New life for Dublin’s south Georgian core
Dublin council to commission design templates for 200 historic townhouses
Fitzwilliam Square, Dublin was developed in the early 19th century. Householders have exclusive access to small park. Photograph: Brenda Fitzsimons
Merrion Square: Construction of the Georgian houses began in 1762 and continued for 30 years. Vacancy is estimated at 20%. Photograph: Brenda Fitzsimons/The Irish Times
Fitzwilliam Square Dublin where property will qualify for funding. Photograph: Brenda Fitzsimons/The Irish Times
A scheme to bring the historic houses of Dublin’s south Georgian core back into use is to be introduced by Dublin City Council.

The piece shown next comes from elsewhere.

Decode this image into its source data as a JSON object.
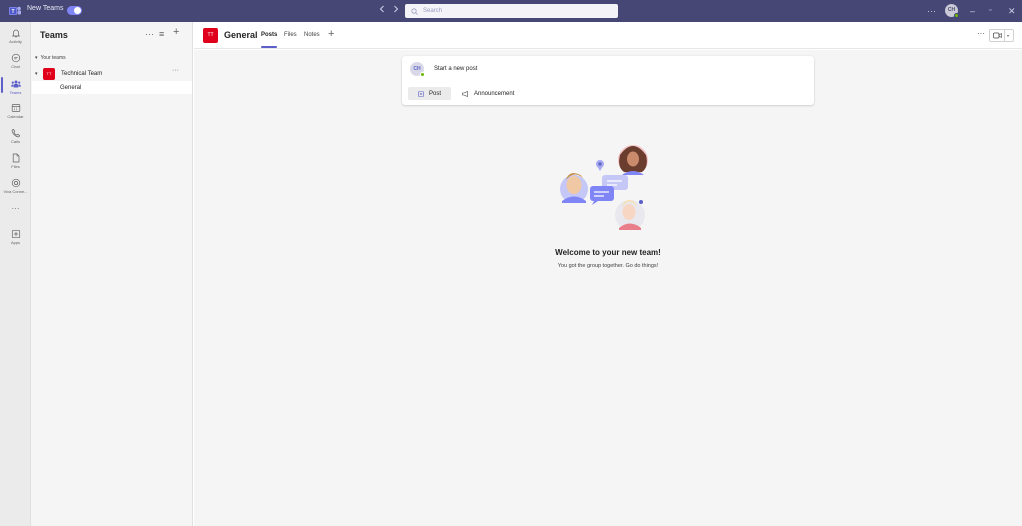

The council has assessed some 200 houses on Merrion and Fitzwilliam squares and the surrounding streets and is developing templates which will allow them to be productively used without compromising their protected status.
Unlike their counterparts on the northside of the city, the Georgian houses of the south inner city largely lost their residential use in the 20th century and became predominantly offices.

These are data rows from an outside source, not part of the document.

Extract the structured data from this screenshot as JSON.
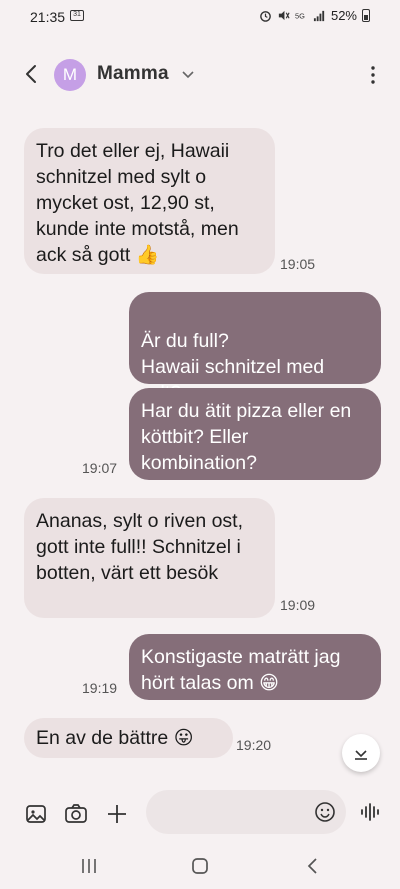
{
  "status_bar": {
    "time": "21:35",
    "battery": "52%"
  },
  "header": {
    "avatar_letter": "M",
    "contact_name": "Mamma"
  },
  "messages": [
    {
      "direction": "in",
      "text": "Tro det eller ej, Hawaii schnitzel med sylt o mycket ost, 12,90 st, kunde inte motstå, men ack så gott",
      "emoji": "👍",
      "time": "19:05"
    },
    {
      "direction": "out",
      "text": "Är du full?\nHawaii schnitzel med sylt?",
      "emoji": "🤣"
    },
    {
      "direction": "out",
      "text": "Har du ätit pizza eller en köttbit? Eller kombination?",
      "time": "19:07"
    },
    {
      "direction": "in",
      "text": "Ananas, sylt o riven ost, gott inte full!! Schnitzel i botten, värt ett besök",
      "time": "19:09"
    },
    {
      "direction": "out",
      "text": "Konstigaste maträtt jag hört talas om",
      "emoji": "😁",
      "time": "19:19"
    },
    {
      "direction": "in",
      "text": "En av de bättre",
      "emoji": "😛",
      "time": "19:20"
    }
  ],
  "input": {
    "placeholder": ""
  },
  "colors": {
    "incoming_bubble": "#ebe1e2",
    "outgoing_bubble": "#856e79",
    "avatar": "#c59fe6",
    "background": "#f6f1f2"
  }
}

However, these grand houses have begun to lose their commercial appeal and new developments particularly in the docklands are now commanding higher rents. The level of vacancy on Merrion Square has been assessed as almost 20 per cent.

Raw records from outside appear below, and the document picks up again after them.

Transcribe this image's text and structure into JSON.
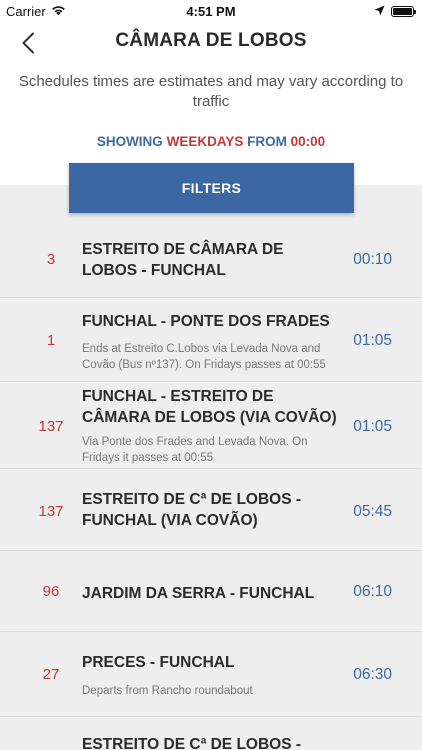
{
  "status_bar": {
    "carrier": "Carrier",
    "time": "4:51 PM",
    "battery_level": 1.0
  },
  "header": {
    "title": "CÂMARA DE LOBOS",
    "back_icon": "chevron-left-icon"
  },
  "notice": "Schedules times are estimates and may vary according to traffic",
  "showing": {
    "prefix": "SHOWING",
    "day": "WEEKDAYS",
    "from": "FROM",
    "time": "00:00"
  },
  "filters_label": "FILTERS",
  "colors": {
    "accent_blue": "#3b67a2",
    "accent_red": "#c0393a"
  },
  "schedules": [
    {
      "line": "3",
      "route": "ESTREITO DE CÂMARA DE LOBOS - FUNCHAL",
      "note": "",
      "time": "00:10"
    },
    {
      "line": "1",
      "route": "FUNCHAL - PONTE DOS FRADES",
      "note": "Ends at Estreito C.Lobos via Levada Nova and Covão (Bus nº137). On Fridays passes at 00:55",
      "time": "01:05"
    },
    {
      "line": "137",
      "route": "FUNCHAL - ESTREITO DE CÂMARA DE LOBOS (VIA COVÃO)",
      "note": "Via Ponte dos Frades and Levada Nova. On Fridays it passes at 00:55",
      "time": "01:05"
    },
    {
      "line": "137",
      "route": "ESTREITO DE Cª DE LOBOS - FUNCHAL (VIA COVÃO)",
      "note": "",
      "time": "05:45"
    },
    {
      "line": "96",
      "route": "JARDIM DA SERRA - FUNCHAL",
      "note": "",
      "time": "06:10"
    },
    {
      "line": "27",
      "route": "PRECES - FUNCHAL",
      "note": "Departs from Rancho roundabout",
      "time": "06:30"
    },
    {
      "line": "",
      "route": "ESTREITO DE Cª DE LOBOS -",
      "note": "",
      "time": ""
    }
  ]
}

“To a large extent these buildings have lost their function as being small offices with a medical and legal emphasis. We think there is a huge potential for the south Georgian core to revert back to a desirable residential area,” Jim Keogan, executive manager of the council’s planning department said.
The council has commissioned conservation architects to develop templates which building owners, or prospective buyers, will be able to use to convert houses into single family homes, apartments, mixed use buildings, or to refurbish them for modern office use.
“Buildings in Georgian Dublin may appear quite uniform from the outside but there are several different types of floor layout. Several templates will be prepared for the range of the most common types of floor plans.”
The templates will give guidance to owners on how to deal with fire and access issues, building control issues, the installation of bathrooms and kitchens, suggested layouts and sizes for rooms, and the number of units that could be accommodated in a particular property that was to be subdivided.
“Paradoxically residential has a far greater impact and presents far more problems than non-residential, largely because of the installation of kitchens and bathrooms, so the templates would show how these things may be done without endangering the fabric of the building. There are some buildings which would be too precious because of their high architectural quality to be used for anything other than singular use, office or residential.”
Threat of vacancy
Vacancy is the biggest threat to historic buildings, Mr Keogan said. The council has already introduced measures to try to bring historic buildings back into use. Where an owner is making an application to the council to change the use of a building they are exempt from paying development levies. An owner extending a protected structure pays only half the standard development contribution.